Tally every line of the entries that contains the string "when", then reply with only that number.

= Beginning of Section =

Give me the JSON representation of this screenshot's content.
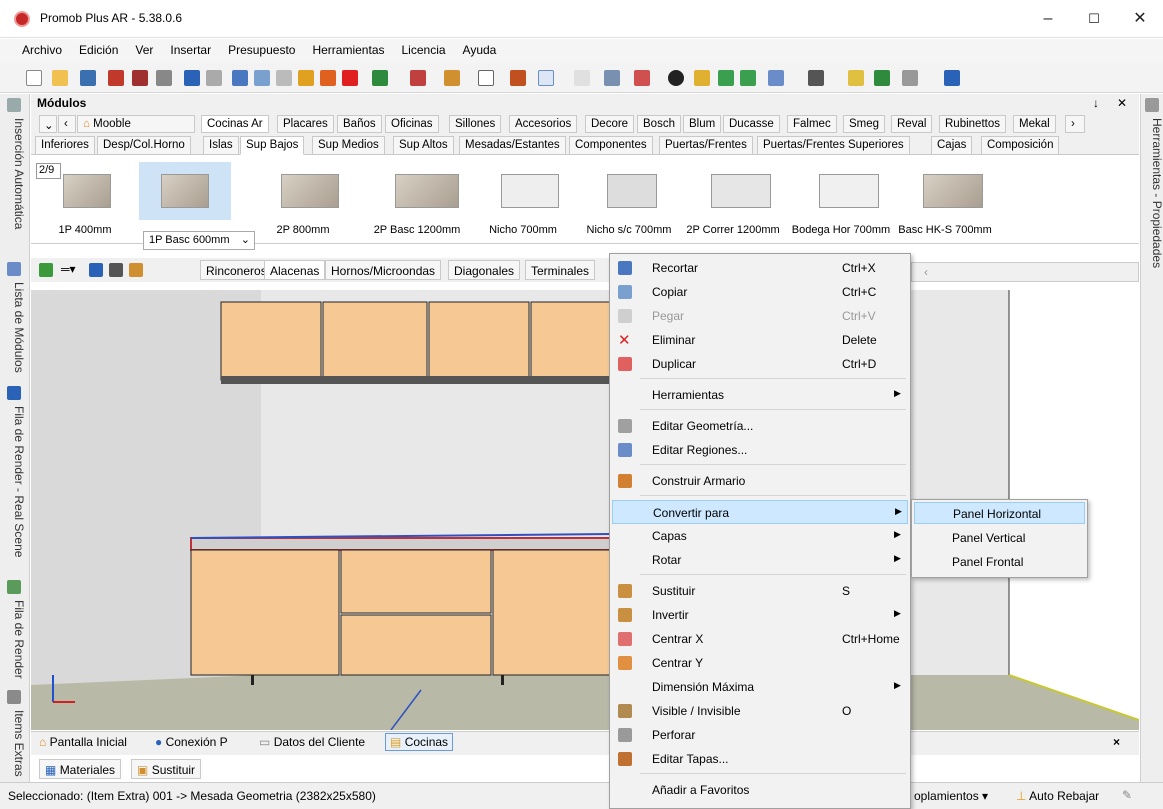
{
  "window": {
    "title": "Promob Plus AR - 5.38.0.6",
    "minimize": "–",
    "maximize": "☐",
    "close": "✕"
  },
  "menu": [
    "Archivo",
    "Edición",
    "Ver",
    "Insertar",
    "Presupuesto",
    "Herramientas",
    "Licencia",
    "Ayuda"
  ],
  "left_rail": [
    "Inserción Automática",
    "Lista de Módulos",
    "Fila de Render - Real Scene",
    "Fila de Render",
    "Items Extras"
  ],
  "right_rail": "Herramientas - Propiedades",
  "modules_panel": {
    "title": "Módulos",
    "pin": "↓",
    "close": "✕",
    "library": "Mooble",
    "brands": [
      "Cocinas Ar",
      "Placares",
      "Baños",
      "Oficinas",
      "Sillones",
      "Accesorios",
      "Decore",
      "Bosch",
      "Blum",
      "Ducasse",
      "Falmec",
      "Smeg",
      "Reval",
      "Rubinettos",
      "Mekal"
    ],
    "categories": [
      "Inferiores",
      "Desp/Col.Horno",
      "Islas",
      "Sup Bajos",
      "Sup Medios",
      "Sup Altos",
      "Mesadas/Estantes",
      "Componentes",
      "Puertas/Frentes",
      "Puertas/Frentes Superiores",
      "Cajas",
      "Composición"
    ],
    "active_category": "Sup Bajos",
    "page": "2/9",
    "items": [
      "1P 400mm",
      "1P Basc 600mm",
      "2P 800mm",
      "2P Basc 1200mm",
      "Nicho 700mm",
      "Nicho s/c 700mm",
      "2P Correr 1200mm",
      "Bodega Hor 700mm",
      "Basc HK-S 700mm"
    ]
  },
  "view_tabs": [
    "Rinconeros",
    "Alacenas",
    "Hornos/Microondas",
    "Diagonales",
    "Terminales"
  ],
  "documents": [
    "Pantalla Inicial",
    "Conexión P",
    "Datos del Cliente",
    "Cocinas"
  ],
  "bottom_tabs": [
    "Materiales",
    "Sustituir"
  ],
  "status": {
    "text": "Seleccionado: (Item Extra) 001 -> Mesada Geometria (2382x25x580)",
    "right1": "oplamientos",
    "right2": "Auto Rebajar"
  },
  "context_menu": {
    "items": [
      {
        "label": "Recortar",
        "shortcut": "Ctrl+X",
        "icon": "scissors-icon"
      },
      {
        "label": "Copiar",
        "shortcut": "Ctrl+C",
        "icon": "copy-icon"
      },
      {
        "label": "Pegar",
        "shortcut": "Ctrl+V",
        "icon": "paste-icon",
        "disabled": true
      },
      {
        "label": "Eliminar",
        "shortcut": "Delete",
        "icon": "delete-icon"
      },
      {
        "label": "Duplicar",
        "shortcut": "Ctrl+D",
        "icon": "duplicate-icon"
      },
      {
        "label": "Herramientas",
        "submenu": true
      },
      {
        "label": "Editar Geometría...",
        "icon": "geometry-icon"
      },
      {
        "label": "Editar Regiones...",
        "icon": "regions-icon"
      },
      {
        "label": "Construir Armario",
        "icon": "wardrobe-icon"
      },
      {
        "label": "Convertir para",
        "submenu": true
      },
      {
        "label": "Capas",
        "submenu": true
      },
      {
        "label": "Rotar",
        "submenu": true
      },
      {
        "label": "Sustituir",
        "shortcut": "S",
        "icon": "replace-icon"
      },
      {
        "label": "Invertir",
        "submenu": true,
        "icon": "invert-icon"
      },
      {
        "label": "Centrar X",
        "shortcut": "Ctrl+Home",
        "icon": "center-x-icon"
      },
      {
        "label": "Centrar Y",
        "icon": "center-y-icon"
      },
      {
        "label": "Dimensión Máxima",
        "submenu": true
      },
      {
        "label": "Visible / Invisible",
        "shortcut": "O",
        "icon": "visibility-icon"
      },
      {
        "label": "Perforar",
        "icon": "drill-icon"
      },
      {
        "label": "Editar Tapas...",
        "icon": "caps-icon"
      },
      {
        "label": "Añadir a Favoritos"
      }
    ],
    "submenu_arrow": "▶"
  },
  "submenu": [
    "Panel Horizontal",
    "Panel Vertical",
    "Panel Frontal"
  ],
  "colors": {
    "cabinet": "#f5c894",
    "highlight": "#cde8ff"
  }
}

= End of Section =
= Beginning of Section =

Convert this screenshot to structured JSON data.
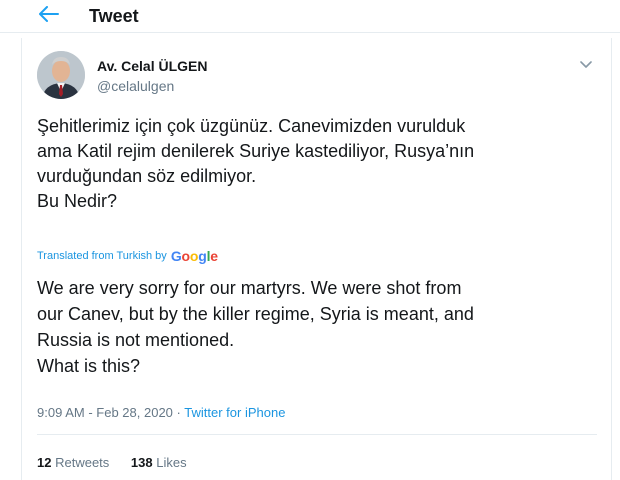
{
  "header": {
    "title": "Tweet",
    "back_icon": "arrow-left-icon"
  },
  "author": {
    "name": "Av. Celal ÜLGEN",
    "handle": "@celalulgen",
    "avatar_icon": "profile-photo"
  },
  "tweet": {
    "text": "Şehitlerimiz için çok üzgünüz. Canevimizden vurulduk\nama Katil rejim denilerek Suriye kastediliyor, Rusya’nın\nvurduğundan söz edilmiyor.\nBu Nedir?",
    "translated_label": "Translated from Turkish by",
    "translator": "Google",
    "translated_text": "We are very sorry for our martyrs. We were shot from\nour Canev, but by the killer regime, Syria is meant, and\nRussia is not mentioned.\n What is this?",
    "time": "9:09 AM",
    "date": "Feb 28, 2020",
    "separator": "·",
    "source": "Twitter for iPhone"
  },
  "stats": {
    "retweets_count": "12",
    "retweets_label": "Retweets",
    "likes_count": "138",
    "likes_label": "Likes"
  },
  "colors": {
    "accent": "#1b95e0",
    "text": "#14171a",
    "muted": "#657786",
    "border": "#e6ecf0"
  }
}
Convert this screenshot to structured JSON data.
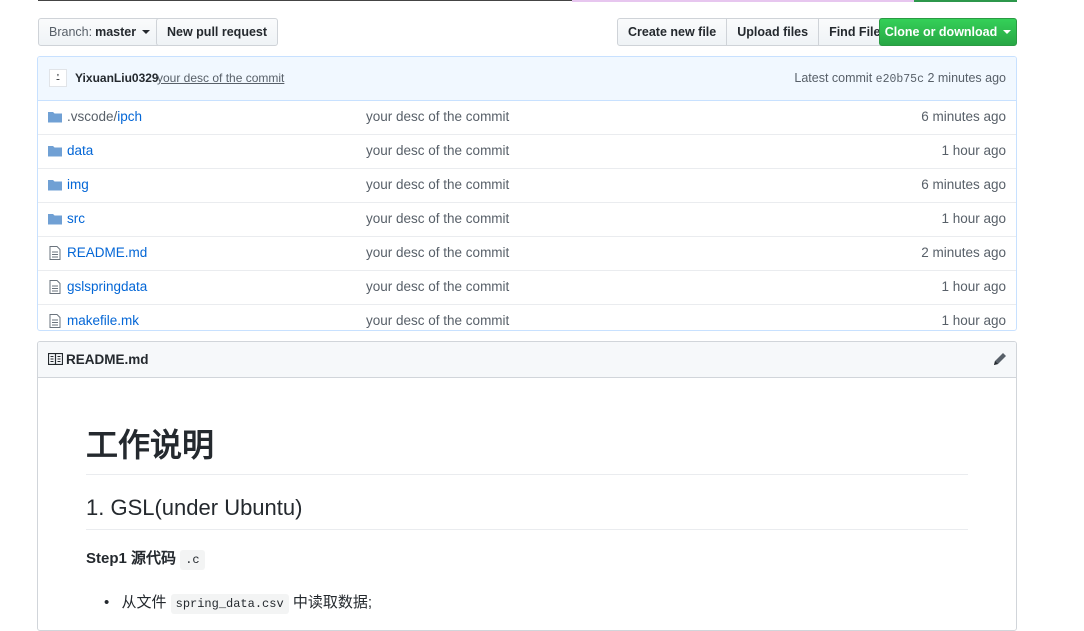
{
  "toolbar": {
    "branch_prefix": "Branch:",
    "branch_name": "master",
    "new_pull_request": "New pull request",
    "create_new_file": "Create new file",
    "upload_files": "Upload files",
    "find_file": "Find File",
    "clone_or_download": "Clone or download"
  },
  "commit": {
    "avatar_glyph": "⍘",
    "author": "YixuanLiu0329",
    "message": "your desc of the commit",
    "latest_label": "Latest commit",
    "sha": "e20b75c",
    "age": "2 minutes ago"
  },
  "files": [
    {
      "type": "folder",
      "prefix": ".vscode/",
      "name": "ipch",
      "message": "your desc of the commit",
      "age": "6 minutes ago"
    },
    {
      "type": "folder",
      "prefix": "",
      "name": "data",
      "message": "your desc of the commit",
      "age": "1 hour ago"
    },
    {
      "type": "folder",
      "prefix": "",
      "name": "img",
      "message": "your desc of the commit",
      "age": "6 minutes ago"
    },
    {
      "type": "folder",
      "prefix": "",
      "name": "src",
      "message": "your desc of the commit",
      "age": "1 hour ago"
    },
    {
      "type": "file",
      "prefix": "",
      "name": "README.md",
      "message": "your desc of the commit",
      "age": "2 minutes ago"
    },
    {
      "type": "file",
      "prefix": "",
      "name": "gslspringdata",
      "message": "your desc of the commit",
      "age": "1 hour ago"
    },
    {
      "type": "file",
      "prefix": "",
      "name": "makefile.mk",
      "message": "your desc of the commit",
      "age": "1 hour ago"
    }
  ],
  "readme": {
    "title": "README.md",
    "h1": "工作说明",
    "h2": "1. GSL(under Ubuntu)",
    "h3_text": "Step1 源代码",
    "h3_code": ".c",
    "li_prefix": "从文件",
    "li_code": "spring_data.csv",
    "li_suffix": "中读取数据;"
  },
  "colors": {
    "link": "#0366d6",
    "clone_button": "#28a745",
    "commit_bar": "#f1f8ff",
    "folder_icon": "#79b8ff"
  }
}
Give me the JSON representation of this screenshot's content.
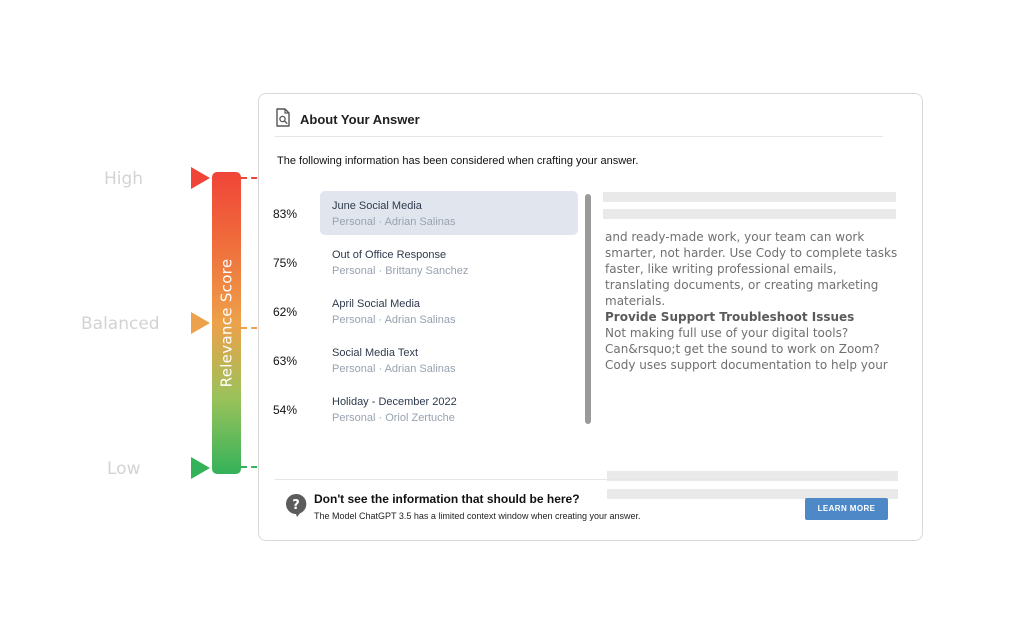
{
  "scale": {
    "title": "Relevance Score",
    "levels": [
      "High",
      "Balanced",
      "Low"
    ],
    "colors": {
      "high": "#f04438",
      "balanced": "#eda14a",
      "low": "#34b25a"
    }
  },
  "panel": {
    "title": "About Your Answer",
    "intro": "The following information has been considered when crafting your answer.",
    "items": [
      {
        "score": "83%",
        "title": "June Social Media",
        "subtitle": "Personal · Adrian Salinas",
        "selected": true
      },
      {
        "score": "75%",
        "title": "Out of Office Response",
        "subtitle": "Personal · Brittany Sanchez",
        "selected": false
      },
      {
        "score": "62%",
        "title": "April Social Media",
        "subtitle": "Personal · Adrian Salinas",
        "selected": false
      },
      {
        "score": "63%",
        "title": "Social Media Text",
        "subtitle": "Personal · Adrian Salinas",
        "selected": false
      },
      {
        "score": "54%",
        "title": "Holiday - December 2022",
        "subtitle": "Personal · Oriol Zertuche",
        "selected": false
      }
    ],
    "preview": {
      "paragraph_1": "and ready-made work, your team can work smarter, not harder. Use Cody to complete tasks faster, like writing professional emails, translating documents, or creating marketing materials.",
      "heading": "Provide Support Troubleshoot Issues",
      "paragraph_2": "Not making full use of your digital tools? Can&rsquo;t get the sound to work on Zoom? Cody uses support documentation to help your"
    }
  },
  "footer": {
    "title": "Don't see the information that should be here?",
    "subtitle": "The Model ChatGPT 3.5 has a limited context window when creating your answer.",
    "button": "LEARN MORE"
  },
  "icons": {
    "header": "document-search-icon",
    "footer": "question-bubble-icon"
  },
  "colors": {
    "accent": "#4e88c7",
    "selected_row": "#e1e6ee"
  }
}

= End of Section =
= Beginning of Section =

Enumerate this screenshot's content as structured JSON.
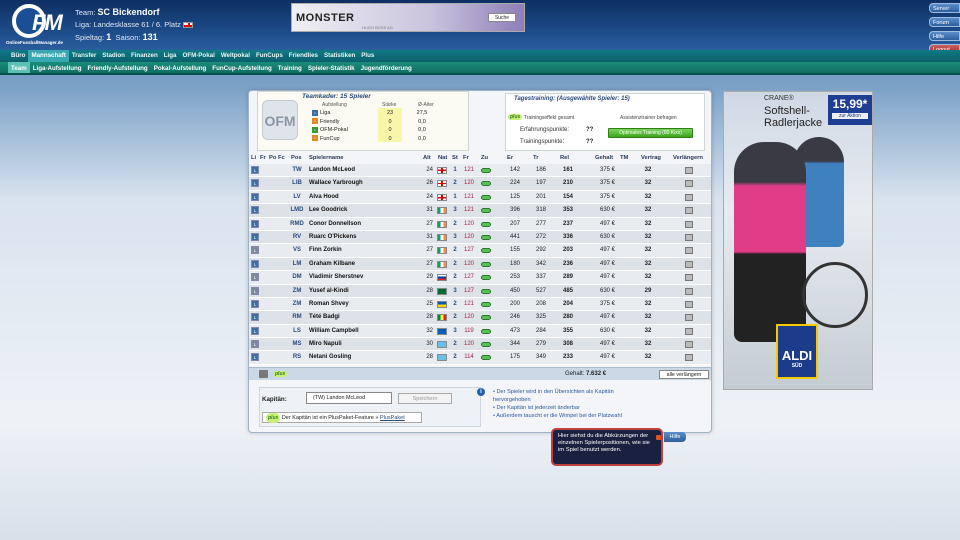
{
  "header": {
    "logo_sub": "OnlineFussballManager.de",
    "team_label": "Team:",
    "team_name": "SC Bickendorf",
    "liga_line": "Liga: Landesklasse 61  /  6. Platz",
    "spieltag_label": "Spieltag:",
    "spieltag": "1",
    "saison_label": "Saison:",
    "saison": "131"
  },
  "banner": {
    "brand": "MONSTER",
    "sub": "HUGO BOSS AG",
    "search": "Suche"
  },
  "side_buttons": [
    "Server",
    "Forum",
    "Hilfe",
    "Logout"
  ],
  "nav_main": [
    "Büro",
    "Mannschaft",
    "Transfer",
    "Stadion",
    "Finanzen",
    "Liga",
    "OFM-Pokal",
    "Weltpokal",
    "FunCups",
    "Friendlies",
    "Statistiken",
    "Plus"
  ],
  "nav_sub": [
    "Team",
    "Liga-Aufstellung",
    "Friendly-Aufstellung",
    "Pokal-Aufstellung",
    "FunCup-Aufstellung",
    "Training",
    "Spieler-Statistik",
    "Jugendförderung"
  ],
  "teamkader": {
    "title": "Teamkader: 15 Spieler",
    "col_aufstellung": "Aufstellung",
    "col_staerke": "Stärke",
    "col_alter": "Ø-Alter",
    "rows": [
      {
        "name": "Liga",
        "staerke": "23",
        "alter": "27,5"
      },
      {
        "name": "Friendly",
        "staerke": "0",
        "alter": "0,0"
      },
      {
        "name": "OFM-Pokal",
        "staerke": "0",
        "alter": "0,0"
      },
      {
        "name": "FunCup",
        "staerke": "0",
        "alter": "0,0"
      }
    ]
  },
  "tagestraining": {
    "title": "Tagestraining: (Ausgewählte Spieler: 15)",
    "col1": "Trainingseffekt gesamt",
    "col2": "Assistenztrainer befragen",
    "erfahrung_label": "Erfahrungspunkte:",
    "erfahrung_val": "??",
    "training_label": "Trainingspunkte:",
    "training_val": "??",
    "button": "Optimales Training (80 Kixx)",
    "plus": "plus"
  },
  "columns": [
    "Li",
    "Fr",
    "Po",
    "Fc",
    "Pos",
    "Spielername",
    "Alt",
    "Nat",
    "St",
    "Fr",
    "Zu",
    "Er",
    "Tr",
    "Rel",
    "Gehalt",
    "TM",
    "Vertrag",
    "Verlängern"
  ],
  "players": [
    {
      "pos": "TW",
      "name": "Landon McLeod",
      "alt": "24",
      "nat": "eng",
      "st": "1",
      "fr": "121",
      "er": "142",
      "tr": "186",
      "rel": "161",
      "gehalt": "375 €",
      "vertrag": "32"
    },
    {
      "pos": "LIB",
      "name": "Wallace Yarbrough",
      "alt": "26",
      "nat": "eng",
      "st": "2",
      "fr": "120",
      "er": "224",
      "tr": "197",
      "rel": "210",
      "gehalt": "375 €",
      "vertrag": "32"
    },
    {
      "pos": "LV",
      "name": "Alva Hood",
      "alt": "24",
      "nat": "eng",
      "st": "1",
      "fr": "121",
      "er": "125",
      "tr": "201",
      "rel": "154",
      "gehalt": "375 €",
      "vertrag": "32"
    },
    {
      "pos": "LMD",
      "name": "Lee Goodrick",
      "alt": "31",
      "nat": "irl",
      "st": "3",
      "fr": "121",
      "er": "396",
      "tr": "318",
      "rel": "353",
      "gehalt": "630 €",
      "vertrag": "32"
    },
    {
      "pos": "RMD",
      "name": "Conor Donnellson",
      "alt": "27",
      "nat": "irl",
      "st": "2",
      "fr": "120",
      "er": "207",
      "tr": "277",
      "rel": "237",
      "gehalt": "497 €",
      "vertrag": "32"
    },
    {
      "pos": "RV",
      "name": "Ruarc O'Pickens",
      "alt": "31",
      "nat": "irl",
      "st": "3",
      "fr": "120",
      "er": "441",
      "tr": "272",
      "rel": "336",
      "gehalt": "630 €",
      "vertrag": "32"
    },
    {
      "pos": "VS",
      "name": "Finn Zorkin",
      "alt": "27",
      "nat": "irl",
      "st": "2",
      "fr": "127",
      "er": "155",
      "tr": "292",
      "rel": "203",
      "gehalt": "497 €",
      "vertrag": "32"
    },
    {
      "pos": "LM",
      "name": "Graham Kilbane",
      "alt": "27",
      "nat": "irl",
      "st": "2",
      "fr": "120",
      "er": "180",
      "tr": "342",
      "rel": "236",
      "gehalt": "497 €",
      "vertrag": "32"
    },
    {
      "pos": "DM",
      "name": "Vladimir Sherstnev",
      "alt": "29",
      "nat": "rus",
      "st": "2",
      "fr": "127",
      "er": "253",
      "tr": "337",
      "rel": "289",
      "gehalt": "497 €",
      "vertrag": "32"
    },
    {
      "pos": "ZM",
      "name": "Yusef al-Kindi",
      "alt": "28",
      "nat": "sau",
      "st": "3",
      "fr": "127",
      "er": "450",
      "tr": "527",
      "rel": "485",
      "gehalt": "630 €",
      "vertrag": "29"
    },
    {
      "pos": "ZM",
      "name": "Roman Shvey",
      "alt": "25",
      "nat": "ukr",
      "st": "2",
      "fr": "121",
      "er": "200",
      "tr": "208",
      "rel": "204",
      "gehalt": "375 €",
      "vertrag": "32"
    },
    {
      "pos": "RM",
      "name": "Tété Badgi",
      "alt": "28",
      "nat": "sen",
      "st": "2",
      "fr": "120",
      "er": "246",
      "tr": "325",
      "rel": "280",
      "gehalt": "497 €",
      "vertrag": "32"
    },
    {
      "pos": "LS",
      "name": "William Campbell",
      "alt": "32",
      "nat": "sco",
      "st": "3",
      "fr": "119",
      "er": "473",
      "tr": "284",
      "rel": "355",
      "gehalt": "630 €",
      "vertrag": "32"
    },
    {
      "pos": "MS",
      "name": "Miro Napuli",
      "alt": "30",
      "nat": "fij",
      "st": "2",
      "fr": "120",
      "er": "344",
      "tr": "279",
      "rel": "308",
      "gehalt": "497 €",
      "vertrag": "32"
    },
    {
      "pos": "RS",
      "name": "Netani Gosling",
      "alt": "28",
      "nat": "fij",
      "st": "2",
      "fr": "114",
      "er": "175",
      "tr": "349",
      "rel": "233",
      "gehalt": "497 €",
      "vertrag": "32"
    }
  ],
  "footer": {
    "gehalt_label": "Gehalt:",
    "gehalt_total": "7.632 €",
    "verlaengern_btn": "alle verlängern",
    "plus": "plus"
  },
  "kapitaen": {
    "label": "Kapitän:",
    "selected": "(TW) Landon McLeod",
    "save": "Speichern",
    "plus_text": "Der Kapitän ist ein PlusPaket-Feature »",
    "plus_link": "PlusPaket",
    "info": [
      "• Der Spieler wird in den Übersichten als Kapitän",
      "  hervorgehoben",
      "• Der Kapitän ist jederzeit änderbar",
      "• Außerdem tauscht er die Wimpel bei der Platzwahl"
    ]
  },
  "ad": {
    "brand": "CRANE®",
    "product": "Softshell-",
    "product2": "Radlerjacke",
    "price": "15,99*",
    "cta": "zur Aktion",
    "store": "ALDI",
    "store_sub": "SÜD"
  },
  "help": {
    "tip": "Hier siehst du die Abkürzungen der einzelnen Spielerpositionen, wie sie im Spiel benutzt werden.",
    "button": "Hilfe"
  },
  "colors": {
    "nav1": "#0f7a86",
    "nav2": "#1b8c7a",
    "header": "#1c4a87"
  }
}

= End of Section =

FINISHED EXERCISE. 2